Reward tracks for Elite specializations will feature a bit more. An Elite Specialization track will unlock a new weapon, mechanics, skills and traits. These tracks also offer rewards such as new runes, sigils, the weapon skin linked to the elite specialization and an armor piece that is themed after the weapon skin.

Specializations For PvP

PvP players don’t fret. All core specializations will be unlocked and the Elite Specialization will be unlocked if you own Heart of Thorns.

Thoughts?

I really like this new Profession Reward system. Buying traits felt really unrewarding and going out to get traits could prove to be annoying depending on the content needed to be done. Earning my skills and traits by means I can control is a much better and more rewarding solution. The trait-to-specialization changes also help with balancing professions. Needless to say, some professions are better than others in PvP so maybe this will help even things out.
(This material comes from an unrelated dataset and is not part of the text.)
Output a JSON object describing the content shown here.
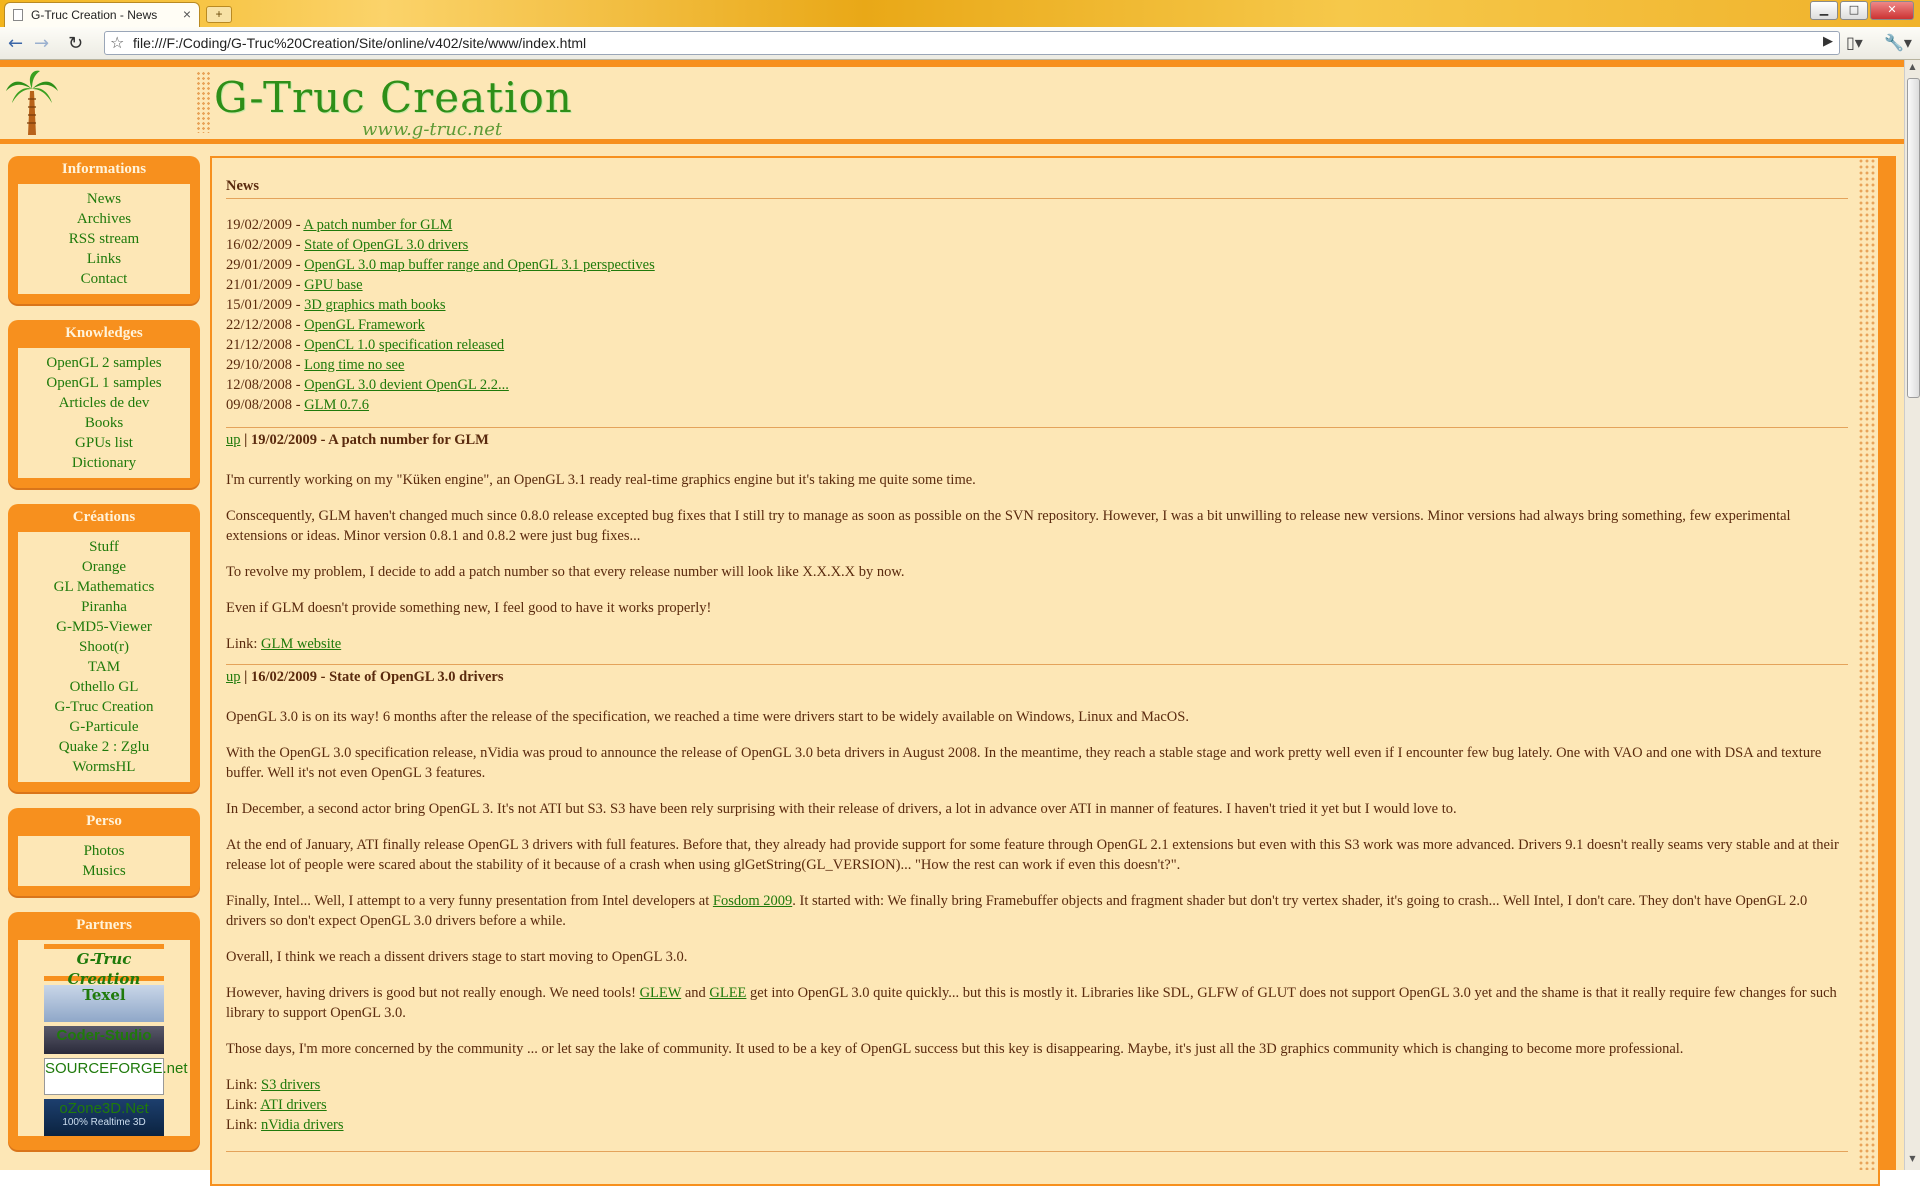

This does bring up a ton of questions. What happens to items that can be bought with skill points; will we need to use gold now? Will racial skills be part of the Profession Reward system? Well there will be a Q&A on the official Guild Wars 2 Twitch channel Friday, April 24th 2015 at noon Pacific. Be sure to tune in or check out the video later to find out more!